### Work to be completed
This exercise asks for a copy of each line in the records below with the word "application" in it.

### Excerpted records

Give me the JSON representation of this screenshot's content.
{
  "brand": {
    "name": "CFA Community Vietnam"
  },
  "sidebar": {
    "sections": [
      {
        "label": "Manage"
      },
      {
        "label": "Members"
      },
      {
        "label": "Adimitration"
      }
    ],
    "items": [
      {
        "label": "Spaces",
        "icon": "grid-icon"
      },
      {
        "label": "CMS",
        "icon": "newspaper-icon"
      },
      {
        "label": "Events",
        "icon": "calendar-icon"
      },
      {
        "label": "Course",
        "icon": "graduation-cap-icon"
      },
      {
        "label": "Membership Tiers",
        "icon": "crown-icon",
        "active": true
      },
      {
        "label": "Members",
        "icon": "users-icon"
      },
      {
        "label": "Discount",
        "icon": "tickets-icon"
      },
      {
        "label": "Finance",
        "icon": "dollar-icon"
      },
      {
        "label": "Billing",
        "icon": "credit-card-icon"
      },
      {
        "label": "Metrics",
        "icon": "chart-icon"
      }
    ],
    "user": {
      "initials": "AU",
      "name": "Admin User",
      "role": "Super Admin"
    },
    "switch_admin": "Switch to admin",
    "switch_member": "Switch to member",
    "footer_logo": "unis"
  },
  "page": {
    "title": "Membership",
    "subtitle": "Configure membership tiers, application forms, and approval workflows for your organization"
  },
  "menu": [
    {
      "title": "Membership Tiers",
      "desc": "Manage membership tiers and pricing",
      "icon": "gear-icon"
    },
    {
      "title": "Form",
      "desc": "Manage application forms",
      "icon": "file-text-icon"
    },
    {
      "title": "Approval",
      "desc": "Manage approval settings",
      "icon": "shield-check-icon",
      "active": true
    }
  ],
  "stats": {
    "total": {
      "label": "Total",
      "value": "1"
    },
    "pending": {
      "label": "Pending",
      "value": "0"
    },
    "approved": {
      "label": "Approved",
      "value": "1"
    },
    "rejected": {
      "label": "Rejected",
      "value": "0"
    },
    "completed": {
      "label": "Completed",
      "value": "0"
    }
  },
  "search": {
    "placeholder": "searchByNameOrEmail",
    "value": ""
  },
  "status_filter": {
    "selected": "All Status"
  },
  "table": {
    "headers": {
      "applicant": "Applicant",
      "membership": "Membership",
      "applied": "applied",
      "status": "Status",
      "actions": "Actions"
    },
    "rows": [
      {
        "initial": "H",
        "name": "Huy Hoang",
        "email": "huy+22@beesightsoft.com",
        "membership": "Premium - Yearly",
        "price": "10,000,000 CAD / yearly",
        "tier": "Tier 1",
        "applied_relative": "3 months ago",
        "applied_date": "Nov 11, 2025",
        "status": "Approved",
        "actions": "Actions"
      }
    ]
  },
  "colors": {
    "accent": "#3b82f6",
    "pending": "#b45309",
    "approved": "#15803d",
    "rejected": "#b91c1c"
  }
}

### Answer space
    "subtitle": "Configure membership tiers, application forms, and approval workflows for your organization"
      "desc": "Manage application forms",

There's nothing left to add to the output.